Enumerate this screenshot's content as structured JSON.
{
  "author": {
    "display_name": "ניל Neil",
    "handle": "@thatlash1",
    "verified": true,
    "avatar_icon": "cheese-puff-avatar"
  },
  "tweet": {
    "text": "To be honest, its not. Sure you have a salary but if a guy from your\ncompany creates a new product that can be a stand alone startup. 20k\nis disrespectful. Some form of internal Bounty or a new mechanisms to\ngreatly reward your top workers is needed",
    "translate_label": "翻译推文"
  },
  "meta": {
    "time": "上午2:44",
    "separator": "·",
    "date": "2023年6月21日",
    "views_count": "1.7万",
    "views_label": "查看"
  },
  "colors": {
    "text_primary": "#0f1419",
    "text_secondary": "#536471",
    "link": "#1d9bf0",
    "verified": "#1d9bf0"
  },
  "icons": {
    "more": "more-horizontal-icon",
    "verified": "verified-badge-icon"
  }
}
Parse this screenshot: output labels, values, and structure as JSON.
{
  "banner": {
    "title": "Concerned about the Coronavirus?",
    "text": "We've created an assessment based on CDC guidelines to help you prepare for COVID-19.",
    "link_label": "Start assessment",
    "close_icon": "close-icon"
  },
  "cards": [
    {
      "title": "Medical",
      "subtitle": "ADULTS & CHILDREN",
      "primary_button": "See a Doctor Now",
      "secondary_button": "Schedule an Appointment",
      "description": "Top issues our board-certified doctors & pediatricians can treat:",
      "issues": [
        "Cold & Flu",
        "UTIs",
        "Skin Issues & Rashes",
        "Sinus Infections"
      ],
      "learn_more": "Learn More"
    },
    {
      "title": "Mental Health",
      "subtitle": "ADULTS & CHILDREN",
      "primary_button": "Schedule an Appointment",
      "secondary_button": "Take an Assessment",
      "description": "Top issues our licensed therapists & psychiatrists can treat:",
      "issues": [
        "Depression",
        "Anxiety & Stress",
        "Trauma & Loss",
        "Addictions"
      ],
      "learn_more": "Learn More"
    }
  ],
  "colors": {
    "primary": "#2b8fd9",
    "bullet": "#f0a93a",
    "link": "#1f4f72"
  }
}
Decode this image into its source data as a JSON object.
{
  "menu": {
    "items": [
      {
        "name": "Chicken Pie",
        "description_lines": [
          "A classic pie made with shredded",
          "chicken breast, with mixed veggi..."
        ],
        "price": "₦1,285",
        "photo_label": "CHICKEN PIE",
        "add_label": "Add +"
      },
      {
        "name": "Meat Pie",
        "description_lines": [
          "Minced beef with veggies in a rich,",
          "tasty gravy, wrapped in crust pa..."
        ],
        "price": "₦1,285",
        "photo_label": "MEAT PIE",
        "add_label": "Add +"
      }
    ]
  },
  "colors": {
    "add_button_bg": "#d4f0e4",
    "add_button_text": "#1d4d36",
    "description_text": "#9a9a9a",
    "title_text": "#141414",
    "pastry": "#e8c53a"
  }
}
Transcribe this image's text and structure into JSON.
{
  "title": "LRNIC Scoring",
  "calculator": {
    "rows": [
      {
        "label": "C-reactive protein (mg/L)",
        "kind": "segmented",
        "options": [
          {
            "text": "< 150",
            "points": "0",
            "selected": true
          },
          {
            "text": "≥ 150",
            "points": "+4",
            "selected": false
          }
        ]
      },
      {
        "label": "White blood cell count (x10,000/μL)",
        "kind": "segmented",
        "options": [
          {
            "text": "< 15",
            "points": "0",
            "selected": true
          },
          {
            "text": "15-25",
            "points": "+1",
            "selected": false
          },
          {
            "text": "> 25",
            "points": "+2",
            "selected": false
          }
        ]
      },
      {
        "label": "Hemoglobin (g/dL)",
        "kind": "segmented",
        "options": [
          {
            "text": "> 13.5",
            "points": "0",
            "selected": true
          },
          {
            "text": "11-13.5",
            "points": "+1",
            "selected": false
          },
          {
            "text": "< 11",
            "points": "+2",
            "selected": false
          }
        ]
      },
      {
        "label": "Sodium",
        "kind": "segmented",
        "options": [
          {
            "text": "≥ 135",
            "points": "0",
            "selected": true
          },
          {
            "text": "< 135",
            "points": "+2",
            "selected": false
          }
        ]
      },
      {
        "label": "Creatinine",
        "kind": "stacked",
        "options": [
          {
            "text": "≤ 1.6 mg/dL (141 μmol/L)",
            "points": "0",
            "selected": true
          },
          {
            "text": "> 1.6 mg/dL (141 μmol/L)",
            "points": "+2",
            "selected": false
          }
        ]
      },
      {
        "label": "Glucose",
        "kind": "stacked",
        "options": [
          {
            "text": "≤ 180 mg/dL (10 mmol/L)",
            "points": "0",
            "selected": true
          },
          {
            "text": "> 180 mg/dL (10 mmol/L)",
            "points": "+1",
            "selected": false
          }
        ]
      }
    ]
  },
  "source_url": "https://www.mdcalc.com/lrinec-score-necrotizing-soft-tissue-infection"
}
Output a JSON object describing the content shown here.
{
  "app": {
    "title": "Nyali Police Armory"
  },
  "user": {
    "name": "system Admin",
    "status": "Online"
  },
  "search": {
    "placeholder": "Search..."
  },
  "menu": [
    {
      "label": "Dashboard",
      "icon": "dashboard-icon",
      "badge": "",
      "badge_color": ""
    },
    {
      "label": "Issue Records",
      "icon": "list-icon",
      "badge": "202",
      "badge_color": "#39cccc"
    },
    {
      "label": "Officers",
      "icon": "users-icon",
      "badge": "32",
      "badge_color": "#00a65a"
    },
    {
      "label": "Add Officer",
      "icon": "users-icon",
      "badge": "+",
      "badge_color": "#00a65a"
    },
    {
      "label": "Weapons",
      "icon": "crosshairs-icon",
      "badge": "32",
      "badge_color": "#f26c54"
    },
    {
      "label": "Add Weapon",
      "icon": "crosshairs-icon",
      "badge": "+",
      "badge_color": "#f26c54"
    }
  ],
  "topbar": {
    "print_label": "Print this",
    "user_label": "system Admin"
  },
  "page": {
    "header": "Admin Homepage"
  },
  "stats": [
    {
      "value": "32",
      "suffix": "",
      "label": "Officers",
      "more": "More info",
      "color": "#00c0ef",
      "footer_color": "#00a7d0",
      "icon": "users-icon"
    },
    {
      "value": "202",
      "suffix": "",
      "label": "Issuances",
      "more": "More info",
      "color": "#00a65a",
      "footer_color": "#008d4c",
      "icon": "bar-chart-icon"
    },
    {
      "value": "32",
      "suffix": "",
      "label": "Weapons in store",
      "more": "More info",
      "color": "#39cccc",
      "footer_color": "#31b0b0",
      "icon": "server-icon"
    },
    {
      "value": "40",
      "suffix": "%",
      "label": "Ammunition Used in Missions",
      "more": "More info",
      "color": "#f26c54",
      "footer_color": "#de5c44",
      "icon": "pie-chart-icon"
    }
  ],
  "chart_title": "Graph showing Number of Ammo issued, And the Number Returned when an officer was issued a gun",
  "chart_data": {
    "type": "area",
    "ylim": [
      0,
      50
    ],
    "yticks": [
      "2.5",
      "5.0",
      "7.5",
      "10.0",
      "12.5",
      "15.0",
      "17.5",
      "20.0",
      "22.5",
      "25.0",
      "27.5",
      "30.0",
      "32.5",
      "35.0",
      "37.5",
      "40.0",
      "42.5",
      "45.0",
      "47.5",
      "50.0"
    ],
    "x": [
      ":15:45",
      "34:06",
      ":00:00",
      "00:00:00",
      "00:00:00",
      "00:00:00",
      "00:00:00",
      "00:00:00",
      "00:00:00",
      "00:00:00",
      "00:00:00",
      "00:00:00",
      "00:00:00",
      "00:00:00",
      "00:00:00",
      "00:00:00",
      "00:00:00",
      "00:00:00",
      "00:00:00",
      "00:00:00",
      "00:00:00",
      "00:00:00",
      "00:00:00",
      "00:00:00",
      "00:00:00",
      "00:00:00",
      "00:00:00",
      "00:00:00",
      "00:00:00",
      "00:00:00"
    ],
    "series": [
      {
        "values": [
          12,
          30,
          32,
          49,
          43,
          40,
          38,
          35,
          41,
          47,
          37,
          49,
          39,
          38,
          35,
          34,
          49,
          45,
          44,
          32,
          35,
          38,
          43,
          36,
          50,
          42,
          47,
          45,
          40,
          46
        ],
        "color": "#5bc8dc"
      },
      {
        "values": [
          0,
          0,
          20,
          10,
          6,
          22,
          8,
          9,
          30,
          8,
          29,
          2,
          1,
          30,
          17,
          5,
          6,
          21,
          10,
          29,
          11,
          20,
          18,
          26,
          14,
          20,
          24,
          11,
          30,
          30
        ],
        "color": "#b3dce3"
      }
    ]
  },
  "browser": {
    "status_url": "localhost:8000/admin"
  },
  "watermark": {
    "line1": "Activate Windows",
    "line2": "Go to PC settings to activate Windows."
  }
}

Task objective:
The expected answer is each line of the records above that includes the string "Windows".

Output:
    "line1": "Activate Windows",
    "line2": "Go to PC settings to activate Windows."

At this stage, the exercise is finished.